*** Opening of GIVEN DATA ***

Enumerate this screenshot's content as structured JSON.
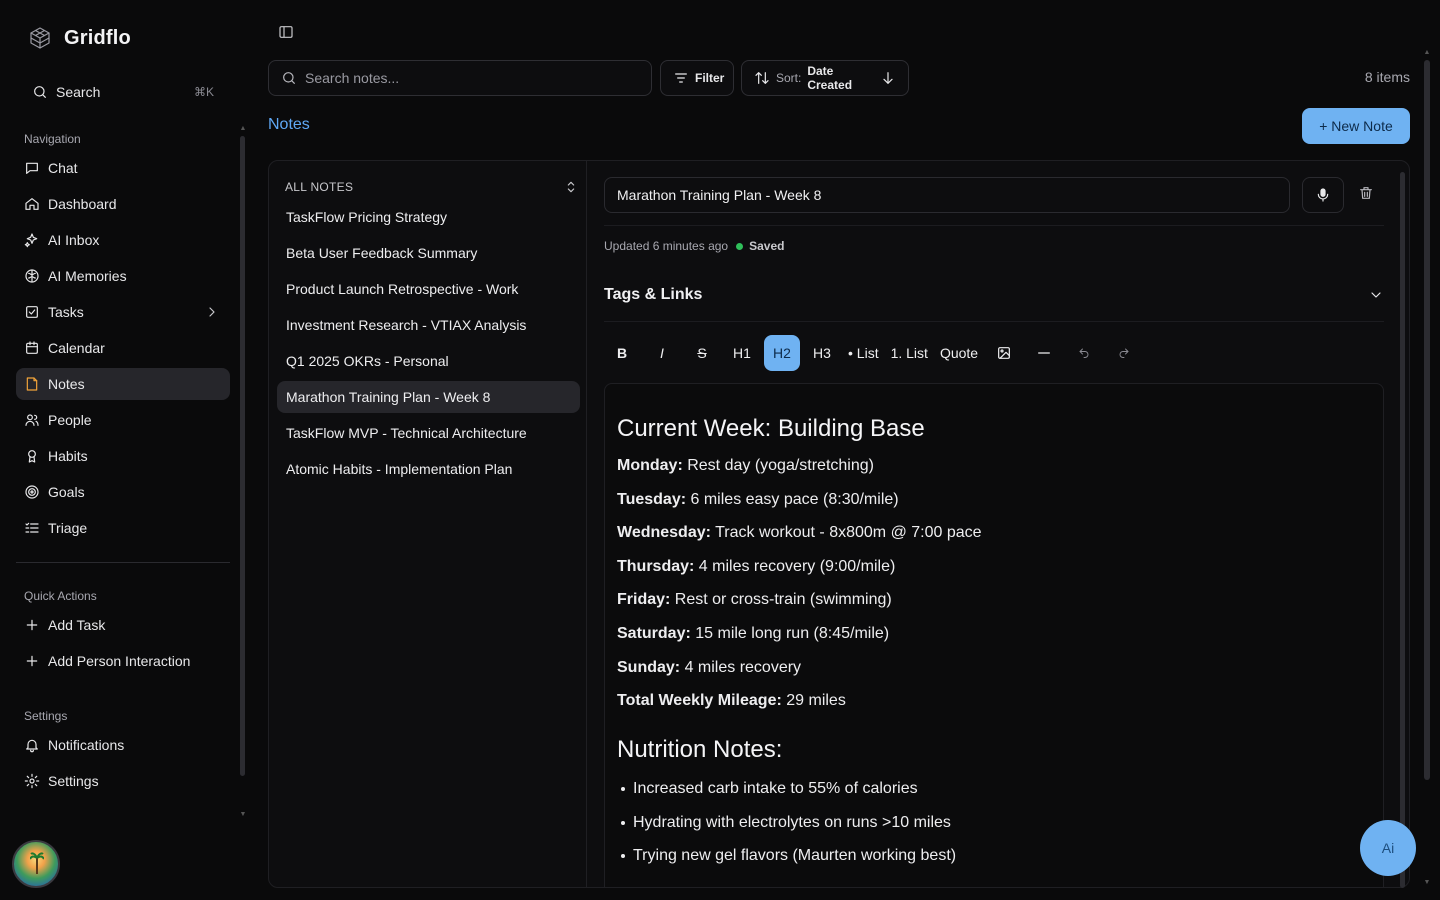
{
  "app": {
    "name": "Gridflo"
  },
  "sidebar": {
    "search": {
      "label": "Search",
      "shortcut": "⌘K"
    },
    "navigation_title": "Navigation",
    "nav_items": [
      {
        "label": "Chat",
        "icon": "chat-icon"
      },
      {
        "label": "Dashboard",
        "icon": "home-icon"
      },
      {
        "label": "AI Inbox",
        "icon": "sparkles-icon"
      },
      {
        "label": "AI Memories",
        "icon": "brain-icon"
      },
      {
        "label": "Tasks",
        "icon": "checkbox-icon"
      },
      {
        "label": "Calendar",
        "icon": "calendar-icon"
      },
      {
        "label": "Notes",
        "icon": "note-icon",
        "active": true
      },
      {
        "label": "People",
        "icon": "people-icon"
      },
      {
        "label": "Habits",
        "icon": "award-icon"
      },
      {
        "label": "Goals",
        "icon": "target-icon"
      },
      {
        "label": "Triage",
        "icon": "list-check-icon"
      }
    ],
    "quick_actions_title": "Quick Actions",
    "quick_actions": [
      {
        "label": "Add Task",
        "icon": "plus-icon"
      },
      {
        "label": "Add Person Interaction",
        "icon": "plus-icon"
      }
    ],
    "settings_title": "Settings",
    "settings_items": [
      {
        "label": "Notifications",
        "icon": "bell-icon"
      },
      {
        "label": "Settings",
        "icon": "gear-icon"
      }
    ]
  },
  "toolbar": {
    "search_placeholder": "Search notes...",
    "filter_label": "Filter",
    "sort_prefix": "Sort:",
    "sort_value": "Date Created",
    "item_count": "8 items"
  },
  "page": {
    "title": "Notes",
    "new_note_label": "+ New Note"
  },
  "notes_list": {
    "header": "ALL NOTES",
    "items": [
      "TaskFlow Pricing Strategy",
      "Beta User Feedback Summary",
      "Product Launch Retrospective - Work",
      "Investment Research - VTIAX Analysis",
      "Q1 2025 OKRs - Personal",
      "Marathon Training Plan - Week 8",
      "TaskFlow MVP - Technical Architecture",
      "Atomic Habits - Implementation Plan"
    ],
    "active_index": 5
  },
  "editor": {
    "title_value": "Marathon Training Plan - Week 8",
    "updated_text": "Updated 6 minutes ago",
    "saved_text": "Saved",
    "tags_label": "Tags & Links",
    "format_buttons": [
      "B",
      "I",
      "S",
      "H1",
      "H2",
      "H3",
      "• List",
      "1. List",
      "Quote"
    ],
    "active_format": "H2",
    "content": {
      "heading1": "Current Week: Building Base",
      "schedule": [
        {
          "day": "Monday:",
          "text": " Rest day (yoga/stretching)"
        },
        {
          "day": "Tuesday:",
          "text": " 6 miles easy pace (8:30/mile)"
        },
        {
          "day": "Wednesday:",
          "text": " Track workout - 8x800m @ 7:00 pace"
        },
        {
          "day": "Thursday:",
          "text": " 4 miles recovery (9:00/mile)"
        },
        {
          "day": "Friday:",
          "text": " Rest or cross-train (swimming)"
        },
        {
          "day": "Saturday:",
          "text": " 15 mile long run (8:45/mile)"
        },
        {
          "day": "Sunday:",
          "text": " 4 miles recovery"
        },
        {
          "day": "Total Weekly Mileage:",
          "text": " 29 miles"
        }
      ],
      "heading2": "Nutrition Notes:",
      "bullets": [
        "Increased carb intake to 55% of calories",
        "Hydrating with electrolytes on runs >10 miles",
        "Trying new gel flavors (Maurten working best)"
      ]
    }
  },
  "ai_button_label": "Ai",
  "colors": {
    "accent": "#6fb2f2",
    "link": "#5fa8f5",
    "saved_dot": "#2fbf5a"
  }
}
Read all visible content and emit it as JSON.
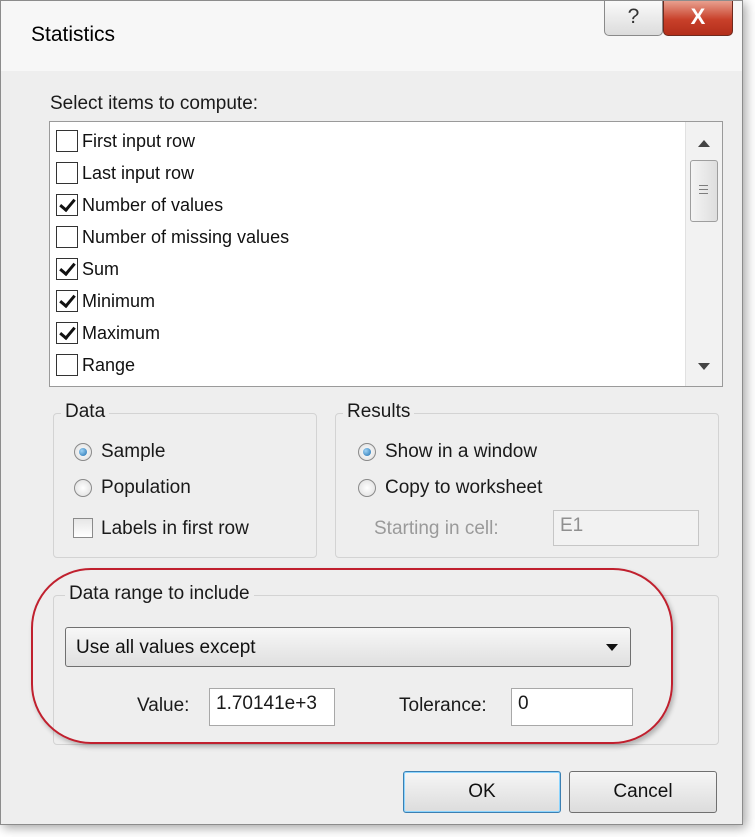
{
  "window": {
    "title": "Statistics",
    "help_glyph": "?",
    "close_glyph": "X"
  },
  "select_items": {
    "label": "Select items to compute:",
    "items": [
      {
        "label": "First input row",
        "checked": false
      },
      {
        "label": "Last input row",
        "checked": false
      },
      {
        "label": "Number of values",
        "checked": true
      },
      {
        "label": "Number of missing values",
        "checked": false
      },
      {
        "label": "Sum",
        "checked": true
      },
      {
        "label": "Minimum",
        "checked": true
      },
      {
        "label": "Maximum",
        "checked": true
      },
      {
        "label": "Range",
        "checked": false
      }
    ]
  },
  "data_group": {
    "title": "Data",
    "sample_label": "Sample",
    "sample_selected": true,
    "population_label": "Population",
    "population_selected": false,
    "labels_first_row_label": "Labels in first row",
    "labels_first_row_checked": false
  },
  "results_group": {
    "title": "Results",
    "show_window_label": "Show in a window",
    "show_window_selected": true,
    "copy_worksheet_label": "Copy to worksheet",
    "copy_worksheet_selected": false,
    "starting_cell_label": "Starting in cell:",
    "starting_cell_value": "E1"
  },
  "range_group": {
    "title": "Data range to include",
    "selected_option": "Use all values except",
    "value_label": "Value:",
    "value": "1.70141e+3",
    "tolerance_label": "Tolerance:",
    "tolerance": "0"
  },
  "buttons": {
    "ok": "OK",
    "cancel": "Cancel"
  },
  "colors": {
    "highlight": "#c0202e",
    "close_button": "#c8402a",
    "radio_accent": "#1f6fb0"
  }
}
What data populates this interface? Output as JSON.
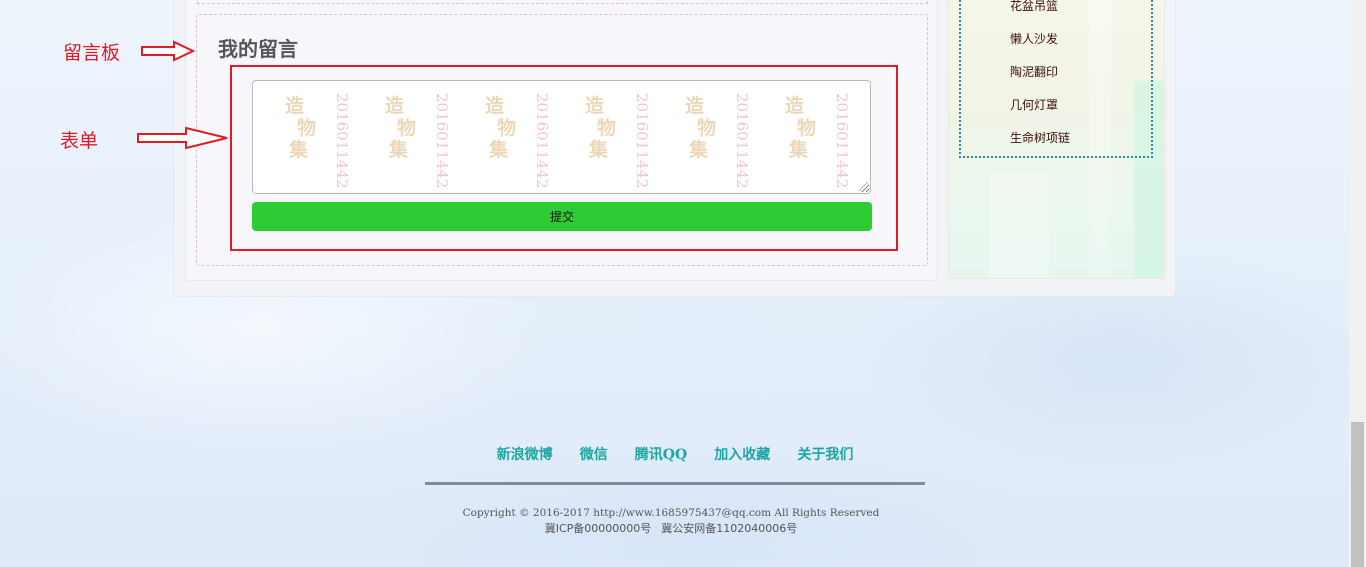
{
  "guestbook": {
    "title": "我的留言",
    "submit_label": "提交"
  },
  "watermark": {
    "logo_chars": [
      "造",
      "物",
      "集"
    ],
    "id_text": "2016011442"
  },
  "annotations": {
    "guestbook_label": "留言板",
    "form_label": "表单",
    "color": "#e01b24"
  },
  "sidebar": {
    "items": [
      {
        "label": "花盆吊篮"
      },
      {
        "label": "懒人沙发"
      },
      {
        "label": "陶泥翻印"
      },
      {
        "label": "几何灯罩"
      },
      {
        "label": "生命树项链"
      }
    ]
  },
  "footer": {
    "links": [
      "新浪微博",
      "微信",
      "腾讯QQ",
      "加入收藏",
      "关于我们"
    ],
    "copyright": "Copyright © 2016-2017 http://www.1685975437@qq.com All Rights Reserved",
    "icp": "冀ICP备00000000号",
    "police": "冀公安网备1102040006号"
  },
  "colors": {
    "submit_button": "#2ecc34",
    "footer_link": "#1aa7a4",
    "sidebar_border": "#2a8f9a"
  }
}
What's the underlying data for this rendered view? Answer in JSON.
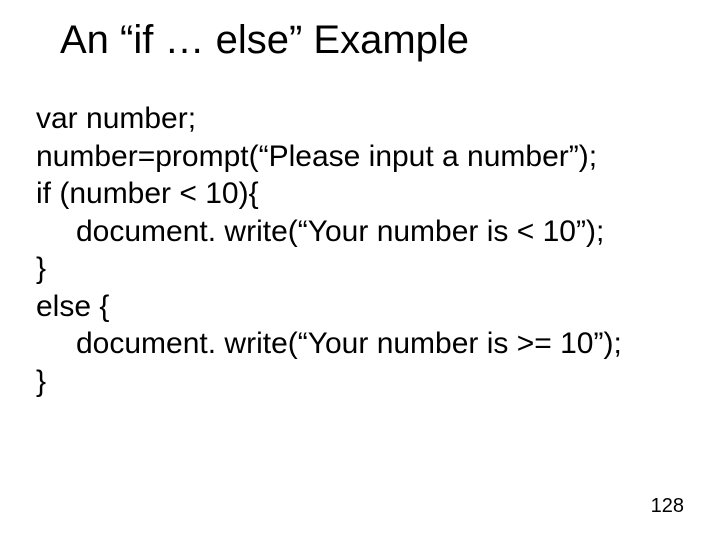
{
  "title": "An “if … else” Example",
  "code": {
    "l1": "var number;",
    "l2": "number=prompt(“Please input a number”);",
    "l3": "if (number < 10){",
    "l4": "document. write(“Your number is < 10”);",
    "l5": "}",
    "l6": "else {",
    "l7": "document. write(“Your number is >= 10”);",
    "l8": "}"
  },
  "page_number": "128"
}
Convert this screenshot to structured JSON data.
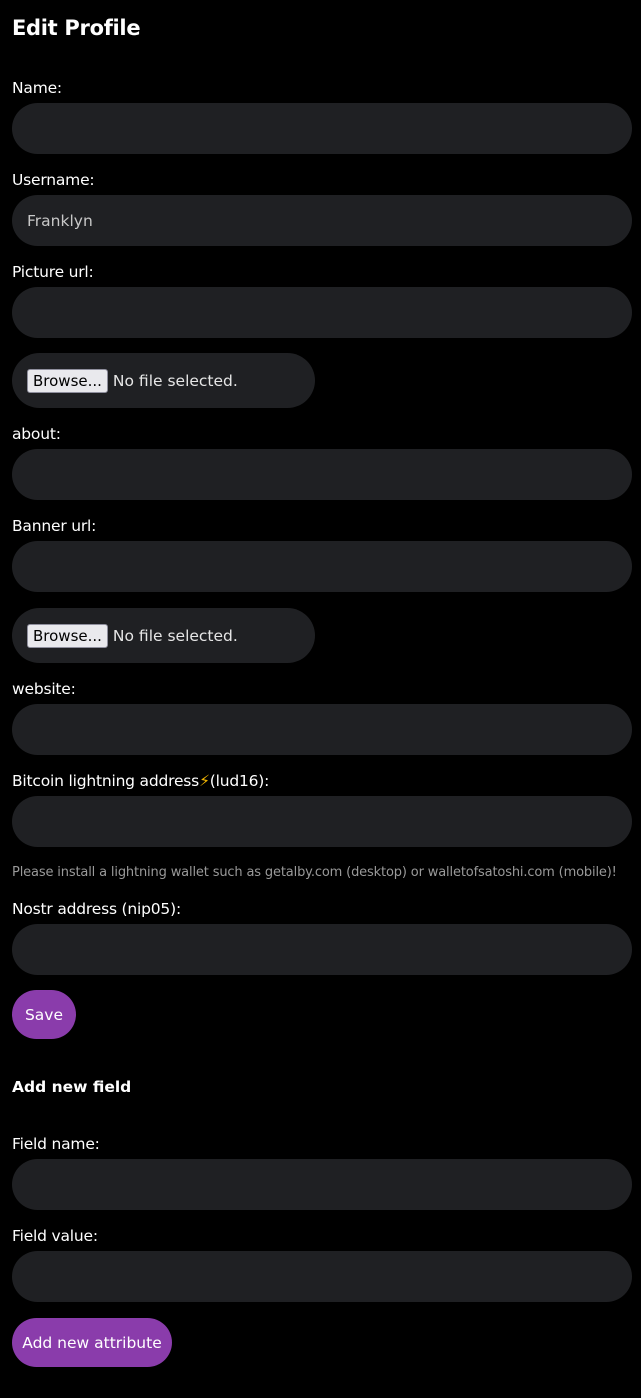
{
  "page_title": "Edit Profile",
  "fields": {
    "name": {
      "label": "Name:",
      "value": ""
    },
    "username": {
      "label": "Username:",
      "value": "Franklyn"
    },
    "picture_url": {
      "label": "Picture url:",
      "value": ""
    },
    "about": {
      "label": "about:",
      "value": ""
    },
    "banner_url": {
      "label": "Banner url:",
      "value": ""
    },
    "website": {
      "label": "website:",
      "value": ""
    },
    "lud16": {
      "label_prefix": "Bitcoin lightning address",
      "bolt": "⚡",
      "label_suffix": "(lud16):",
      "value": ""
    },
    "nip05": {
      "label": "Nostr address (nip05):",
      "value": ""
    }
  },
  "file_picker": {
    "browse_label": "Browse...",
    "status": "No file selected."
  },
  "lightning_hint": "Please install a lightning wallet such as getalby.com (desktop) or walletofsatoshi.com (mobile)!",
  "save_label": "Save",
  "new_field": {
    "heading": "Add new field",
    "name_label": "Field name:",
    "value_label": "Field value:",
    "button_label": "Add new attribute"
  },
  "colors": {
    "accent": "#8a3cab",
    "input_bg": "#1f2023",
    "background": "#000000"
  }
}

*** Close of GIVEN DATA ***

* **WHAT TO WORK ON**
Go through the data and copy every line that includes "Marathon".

* **ANSWER TO THE EXERCISE**
      "Marathon Training Plan - Week 8",
    "title_value": "Marathon Training Plan - Week 8",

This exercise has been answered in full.